§ WHAT YOU NEED TO DO: Could you return every line of the material that contains the word "layer"?

§ DATA TO PROCESS:
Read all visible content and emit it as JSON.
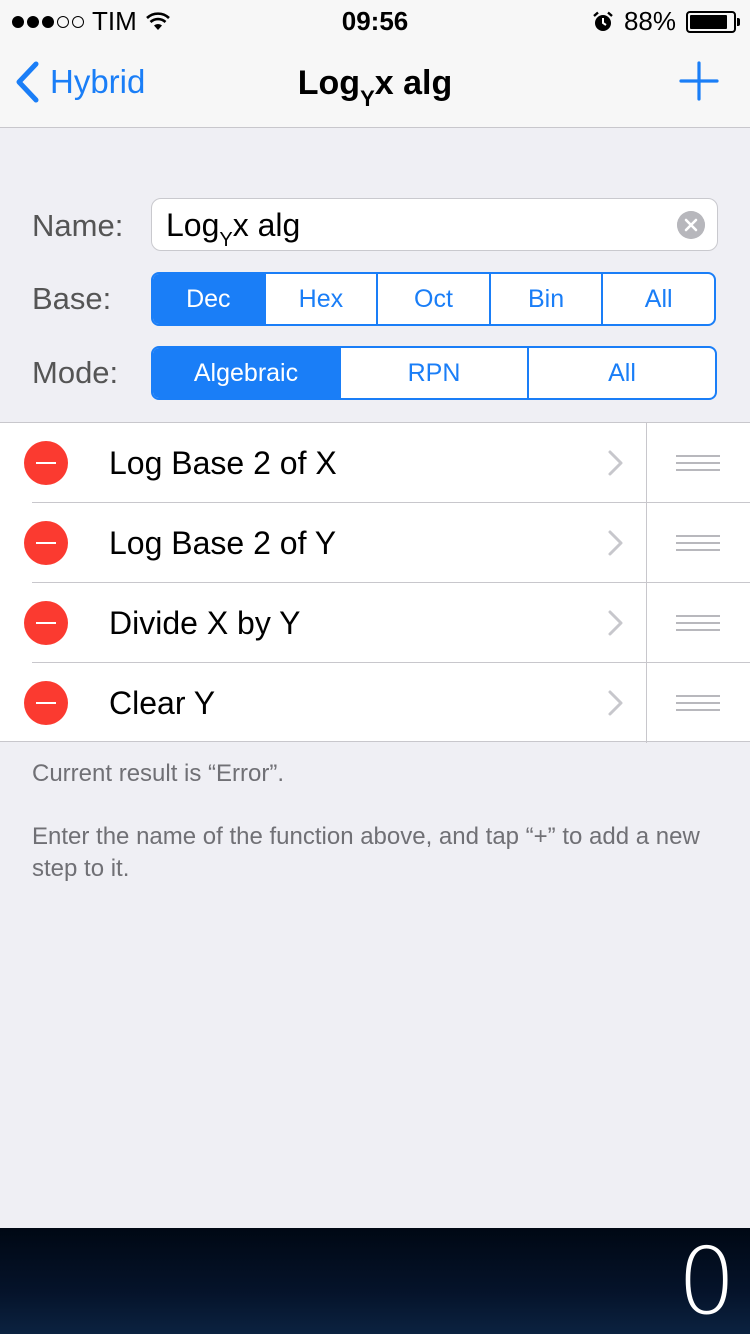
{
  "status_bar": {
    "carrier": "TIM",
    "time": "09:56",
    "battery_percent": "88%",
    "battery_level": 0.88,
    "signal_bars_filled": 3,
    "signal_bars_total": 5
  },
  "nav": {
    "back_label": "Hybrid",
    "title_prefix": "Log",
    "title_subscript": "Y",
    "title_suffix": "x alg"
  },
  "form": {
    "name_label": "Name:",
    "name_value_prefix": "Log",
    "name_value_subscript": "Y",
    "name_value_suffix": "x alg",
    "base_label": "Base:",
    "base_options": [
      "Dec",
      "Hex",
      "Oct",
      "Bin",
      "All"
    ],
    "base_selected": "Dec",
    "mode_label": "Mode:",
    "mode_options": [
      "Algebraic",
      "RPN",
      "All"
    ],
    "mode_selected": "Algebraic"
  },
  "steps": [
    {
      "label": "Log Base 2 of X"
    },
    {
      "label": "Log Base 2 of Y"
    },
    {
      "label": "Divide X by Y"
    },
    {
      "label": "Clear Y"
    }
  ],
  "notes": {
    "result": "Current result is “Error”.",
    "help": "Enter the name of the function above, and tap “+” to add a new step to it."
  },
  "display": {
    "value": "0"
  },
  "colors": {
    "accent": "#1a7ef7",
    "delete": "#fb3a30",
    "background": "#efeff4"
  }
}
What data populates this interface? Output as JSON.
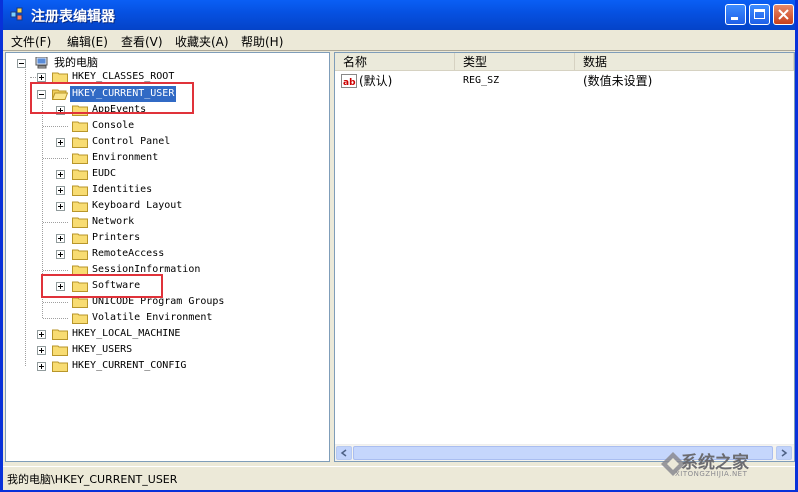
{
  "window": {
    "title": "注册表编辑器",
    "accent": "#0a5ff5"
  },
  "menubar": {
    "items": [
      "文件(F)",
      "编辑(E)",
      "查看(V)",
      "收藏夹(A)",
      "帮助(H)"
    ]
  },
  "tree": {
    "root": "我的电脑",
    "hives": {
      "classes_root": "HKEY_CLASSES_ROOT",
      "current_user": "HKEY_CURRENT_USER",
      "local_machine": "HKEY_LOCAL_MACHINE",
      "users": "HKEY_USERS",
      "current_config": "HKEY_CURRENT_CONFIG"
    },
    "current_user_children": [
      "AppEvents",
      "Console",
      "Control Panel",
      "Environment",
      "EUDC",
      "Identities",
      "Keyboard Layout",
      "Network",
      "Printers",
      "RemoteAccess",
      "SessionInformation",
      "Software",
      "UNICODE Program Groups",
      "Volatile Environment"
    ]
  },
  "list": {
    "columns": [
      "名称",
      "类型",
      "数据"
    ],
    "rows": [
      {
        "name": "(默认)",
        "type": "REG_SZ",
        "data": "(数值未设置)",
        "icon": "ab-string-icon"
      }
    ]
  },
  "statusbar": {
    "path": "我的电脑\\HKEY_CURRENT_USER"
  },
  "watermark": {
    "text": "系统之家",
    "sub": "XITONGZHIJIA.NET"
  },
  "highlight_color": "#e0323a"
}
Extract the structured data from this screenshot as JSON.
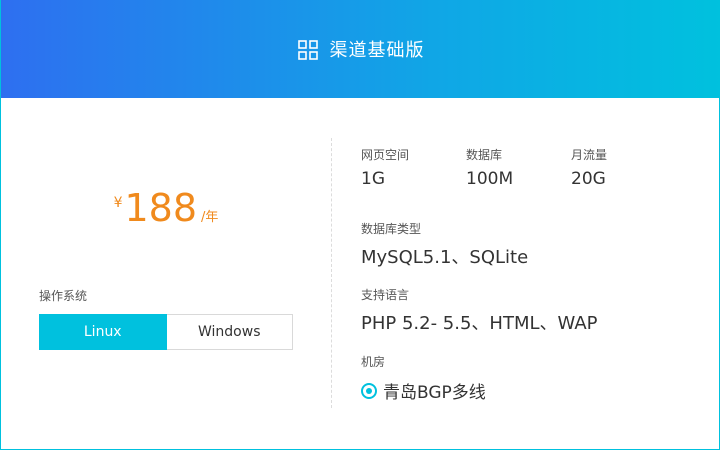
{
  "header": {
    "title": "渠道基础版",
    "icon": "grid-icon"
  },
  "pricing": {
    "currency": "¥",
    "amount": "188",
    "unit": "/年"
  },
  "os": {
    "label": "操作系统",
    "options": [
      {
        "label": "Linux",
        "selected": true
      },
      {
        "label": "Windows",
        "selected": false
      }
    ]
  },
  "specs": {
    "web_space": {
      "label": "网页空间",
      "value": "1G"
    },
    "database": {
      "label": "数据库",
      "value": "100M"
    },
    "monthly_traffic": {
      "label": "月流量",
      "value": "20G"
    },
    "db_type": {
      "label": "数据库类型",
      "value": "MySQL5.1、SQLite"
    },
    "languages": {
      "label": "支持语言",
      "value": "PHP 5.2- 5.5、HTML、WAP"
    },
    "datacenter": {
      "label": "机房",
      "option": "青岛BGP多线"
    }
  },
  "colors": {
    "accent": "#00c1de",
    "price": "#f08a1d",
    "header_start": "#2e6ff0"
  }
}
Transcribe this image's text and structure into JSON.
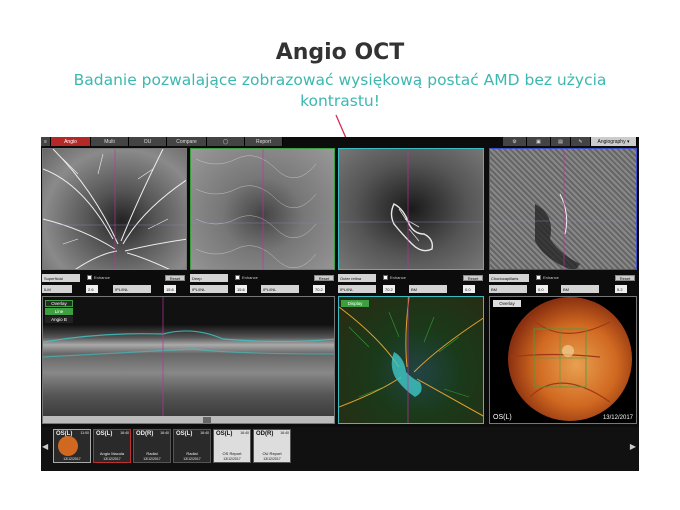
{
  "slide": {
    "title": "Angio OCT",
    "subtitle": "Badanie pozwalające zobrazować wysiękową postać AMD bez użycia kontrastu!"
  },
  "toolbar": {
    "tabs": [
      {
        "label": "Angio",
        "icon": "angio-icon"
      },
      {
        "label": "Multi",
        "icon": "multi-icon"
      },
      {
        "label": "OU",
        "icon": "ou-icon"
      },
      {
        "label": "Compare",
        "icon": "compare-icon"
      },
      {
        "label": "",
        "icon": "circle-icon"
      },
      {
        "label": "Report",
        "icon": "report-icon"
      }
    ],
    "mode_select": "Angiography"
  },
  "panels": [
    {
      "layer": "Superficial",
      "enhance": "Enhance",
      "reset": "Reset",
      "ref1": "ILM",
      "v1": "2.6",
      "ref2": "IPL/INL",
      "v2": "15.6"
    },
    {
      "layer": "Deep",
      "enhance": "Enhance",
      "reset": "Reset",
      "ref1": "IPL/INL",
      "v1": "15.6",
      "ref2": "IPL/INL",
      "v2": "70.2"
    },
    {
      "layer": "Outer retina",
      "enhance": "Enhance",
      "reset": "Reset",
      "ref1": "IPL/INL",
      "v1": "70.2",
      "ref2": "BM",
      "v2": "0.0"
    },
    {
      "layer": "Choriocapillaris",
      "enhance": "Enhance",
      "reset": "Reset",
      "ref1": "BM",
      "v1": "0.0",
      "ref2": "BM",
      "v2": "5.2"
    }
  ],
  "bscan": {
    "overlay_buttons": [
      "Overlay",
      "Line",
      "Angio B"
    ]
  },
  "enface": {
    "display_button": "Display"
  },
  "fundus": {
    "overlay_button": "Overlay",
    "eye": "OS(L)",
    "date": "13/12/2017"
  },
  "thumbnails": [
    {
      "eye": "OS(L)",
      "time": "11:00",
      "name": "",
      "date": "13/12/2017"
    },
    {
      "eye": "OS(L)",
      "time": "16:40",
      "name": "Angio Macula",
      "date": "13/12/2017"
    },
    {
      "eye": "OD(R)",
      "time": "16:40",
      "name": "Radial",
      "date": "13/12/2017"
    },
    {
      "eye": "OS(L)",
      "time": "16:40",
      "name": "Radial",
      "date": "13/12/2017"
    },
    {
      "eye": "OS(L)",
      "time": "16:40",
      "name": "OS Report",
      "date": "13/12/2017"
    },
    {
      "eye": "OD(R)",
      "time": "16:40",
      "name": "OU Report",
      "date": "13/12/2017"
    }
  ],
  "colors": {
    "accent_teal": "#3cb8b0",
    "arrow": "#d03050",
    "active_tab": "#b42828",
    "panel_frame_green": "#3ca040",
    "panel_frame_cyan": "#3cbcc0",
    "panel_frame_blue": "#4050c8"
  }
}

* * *

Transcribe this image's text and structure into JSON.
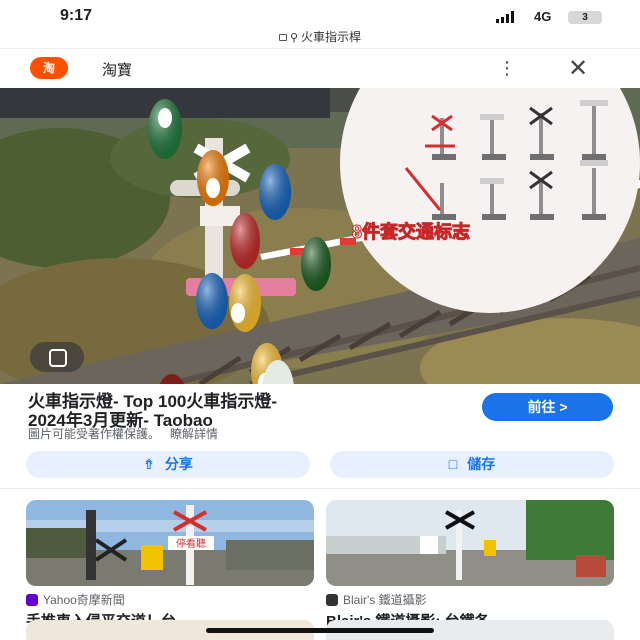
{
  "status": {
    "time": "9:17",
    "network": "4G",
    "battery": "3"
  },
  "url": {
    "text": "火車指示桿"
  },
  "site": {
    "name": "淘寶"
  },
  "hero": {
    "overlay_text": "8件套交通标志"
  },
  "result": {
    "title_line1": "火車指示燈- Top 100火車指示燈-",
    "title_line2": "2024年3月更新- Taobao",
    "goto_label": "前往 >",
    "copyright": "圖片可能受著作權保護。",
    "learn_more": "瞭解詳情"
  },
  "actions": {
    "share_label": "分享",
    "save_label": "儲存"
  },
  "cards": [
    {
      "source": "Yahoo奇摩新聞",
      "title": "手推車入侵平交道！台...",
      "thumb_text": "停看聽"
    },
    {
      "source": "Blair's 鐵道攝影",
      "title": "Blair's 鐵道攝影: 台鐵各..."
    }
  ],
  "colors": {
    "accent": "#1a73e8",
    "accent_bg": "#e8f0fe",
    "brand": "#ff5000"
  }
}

§ WRITTEN ANSWER:
      "layer": "Superficial",
      "layer": "Deep",
      "layer": "Outer retina",
      "layer": "Choriocapillaris",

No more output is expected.